By Kate Rintoul, Contributing Reporter
RIO DE JANEIRO, BRAZIL – The Cidade Maravilhosa can be a place of contradictions, including what many visitors find as a seeming shortage of quality coffee shops in the city, given that the country has a world wide reputation as being a coffee nation. Yet for those who long for a barista crafted gourmet coffee experience, there are a handful of cafés to enjoy.
Brazil is the world’s largest coffee producer and in 2013, it exported 1.6 million tons of coffee, mainly to the United States. There is also a huge appetite for coffee, with Brazilians second only to America in terms of the amount of espressos, medios and macchiatos consumed each year.
However, it’s not uncommon to hear visitors and those recently arriving here to comment that they find it hard to get a decent coffee in the city. José Antonio Bautista García, originally from Spain has been living in Rio for four months but dislikes the standard preparation here which sees the coffee and milk stored in heated vats, which can affect the flavor. “I’m crazy about coffee but it’s so difficult to find a nice coffee here. The coffee is good but the way they prepare it is awful.”
The Third Wave Coffee Movement that has been championed by Antipodeans and hipsters in Europe and the states in the last ten years means that today’s coffee drinkers look for much more than just a caffeine hit. They are used to being able to grab an organic, single origin, locally sourced, barista-made coffees whenever the mood takes them.
The global presence of Starbucks has made it to Rio, but as in many cultural centers, a little research reveals a counter movement and some excellent independent coffee shops as well. A great example is Curto Café in Centro (Rua Sao Jose 35, Mezzanine, Kiosk 47 / Terminal Menezes Cortes) opened in 2012 and is taking the alternative approach to coffee in more ways than one.
The cafe focuses on gourmet, high quality coffee at low prices and encourages a community approach. Customers pay what they think their coffee and the experience is worth, the ‘menu’ chalkboard has a break down of the costs involved and price raw materials needed to get the cup of coffee into your hands. Customers are also encouraged to participate in the process, from learning to make their own barista coffee to helping out in the café.

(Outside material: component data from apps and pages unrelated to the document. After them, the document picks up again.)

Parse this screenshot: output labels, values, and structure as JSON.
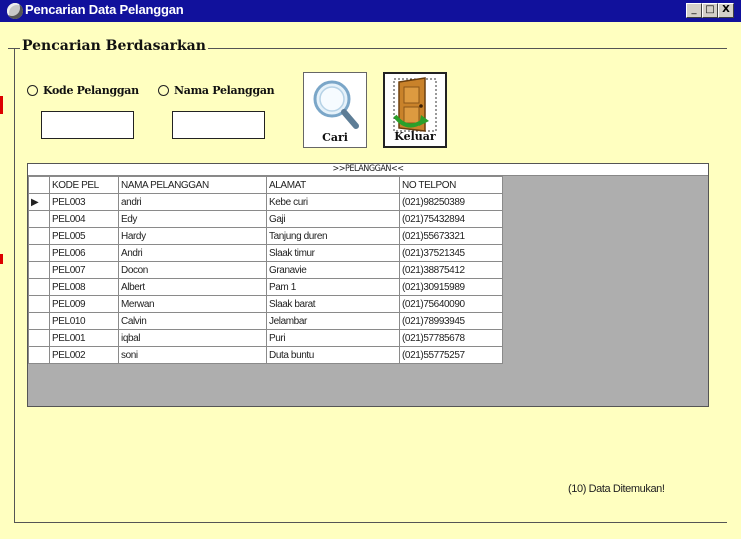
{
  "window": {
    "title": "Pencarian Data Pelanggan",
    "controls": {
      "minimize": "_",
      "maximize": "□",
      "close": "X"
    }
  },
  "search_group": {
    "caption": "Pencarian Berdasarkan",
    "radio_kode": "Kode Pelanggan",
    "radio_nama": "Nama Pelanggan",
    "input_kode_value": "",
    "input_nama_value": ""
  },
  "buttons": {
    "cari": {
      "label": "Cari",
      "icon": "magnifier-icon"
    },
    "keluar": {
      "label": "Keluar",
      "icon": "exit-door-icon"
    }
  },
  "grid": {
    "caption": ">>PELANGGAN<<",
    "columns": [
      "KODE PEL",
      "NAMA PELANGGAN",
      "ALAMAT",
      "NO TELPON"
    ],
    "rows": [
      [
        "PEL003",
        "andri",
        "Kebe curi",
        "(021)98250389"
      ],
      [
        "PEL004",
        "Edy",
        "Gaji",
        "(021)75432894"
      ],
      [
        "PEL005",
        "Hardy",
        "Tanjung duren",
        "(021)55673321"
      ],
      [
        "PEL006",
        "Andri",
        "Slaak timur",
        "(021)37521345"
      ],
      [
        "PEL007",
        "Docon",
        "Granavie",
        "(021)38875412"
      ],
      [
        "PEL008",
        "Albert",
        "Pam 1",
        "(021)30915989"
      ],
      [
        "PEL009",
        "Merwan",
        "Slaak barat",
        "(021)75640090"
      ],
      [
        "PEL010",
        "Calvin",
        "Jelambar",
        "(021)78993945"
      ],
      [
        "PEL001",
        "iqbal",
        "Puri",
        "(021)57785678"
      ],
      [
        "PEL002",
        "soni",
        "Duta buntu",
        "(021)55775257"
      ]
    ],
    "selected_row": 0,
    "selected_marker": "▶"
  },
  "status": {
    "text": "(10) Data Ditemukan!"
  },
  "colors": {
    "titlebar": "#11119c",
    "background": "#ffffc0",
    "grid_background": "#aeaeae"
  }
}
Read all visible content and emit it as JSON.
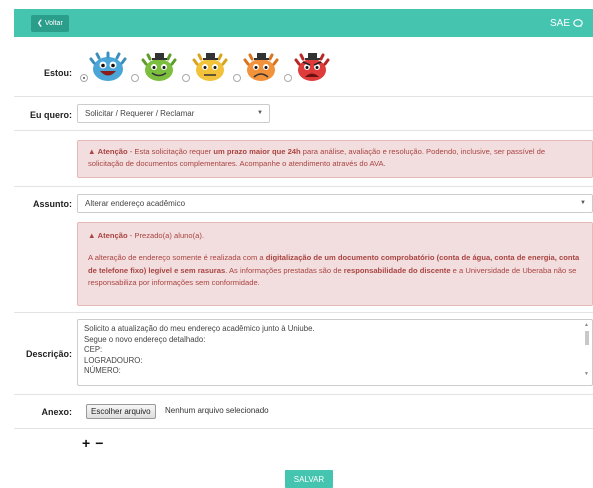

On the border between Ipanema and Leblon, Café La Furgoneta, creates a sustainable coffee, using products from local farmers and the owners are constantly improving their menu to serve the community’s diverse palate. With a great selection of barista made coffee, their wider mission is to contribute to Rio’s local environment by partnering with and inspiring the surrounding community to be innovative and sustainable.
Originally serving coffee out of a customized VW camper van, now you can enjoy a coffee at Café La Furgoneta’s stationery base within the design boutique Q•GUAI (Av. Henrique Dumont, 65).
With a tagline of “For those who are passionate about coffee”, Grão Café offer a range of drinks, including Chemex coffee, which will appeal to real coffee connoisseurs interested in the science behind the perfect brew. Opened since 2002, Grão have a strong following of fans and now have three branches in Rio.
Over at Gaia Art & Cafe in Leme, the focus is not solely on coffee as they also serve a range of healthy, organic and natural foods. That said, it is a good place to find barista made coffee and a welcome change of pace for those staying in the area who want a change from the hotel buffet.